**REQUIREMENT**
Check every line of the data for the string "color" and copy the ones that have it.

[Data about app and page elements]
**********

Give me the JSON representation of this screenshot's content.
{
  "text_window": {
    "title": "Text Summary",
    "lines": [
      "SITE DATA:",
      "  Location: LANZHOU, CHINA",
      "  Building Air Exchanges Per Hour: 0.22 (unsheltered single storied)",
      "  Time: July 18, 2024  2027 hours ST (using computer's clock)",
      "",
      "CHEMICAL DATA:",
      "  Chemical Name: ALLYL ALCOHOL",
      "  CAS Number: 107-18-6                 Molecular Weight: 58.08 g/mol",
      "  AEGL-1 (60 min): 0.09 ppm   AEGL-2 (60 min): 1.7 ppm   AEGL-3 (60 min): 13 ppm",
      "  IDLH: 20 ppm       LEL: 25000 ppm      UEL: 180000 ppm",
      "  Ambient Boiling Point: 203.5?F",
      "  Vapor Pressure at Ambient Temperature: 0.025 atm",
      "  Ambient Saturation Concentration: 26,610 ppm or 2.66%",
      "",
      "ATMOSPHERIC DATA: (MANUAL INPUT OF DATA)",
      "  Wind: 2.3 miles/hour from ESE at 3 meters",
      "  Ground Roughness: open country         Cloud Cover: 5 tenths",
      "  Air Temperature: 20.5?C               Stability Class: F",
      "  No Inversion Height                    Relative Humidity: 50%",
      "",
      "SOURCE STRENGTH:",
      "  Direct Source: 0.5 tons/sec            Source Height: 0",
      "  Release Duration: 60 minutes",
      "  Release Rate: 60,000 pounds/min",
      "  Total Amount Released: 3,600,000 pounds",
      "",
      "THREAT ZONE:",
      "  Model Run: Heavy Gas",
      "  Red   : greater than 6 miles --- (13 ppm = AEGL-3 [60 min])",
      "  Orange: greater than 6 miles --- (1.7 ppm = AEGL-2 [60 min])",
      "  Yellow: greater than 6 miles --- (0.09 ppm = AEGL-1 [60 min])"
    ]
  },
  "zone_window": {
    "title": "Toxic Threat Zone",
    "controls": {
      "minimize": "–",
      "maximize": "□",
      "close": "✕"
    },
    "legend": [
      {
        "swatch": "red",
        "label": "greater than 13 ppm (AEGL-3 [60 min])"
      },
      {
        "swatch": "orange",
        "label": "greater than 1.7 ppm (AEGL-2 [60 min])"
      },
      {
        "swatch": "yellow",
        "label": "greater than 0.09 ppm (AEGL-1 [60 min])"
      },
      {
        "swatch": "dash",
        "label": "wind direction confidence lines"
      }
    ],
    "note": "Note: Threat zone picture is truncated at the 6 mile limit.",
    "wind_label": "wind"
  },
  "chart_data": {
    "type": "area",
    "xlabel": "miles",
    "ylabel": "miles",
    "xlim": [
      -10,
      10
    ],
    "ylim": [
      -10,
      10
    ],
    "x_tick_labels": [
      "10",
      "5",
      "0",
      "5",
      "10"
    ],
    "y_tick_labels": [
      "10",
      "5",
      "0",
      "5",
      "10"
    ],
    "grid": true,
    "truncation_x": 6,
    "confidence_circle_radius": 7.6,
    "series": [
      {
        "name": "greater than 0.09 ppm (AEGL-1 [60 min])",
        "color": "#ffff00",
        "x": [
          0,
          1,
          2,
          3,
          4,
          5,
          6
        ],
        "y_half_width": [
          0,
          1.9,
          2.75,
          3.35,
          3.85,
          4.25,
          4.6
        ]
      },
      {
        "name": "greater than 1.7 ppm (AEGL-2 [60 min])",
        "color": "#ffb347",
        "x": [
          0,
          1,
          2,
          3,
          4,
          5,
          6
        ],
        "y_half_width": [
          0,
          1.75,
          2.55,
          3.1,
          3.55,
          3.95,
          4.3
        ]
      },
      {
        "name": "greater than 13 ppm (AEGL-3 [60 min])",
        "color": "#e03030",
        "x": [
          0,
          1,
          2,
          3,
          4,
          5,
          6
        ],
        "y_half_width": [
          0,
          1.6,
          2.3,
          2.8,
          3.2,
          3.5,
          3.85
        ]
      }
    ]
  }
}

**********

**RESULT OF THE TASK**
        "color": "#ffff00",
        "color": "#ffb347",
        "color": "#e03030",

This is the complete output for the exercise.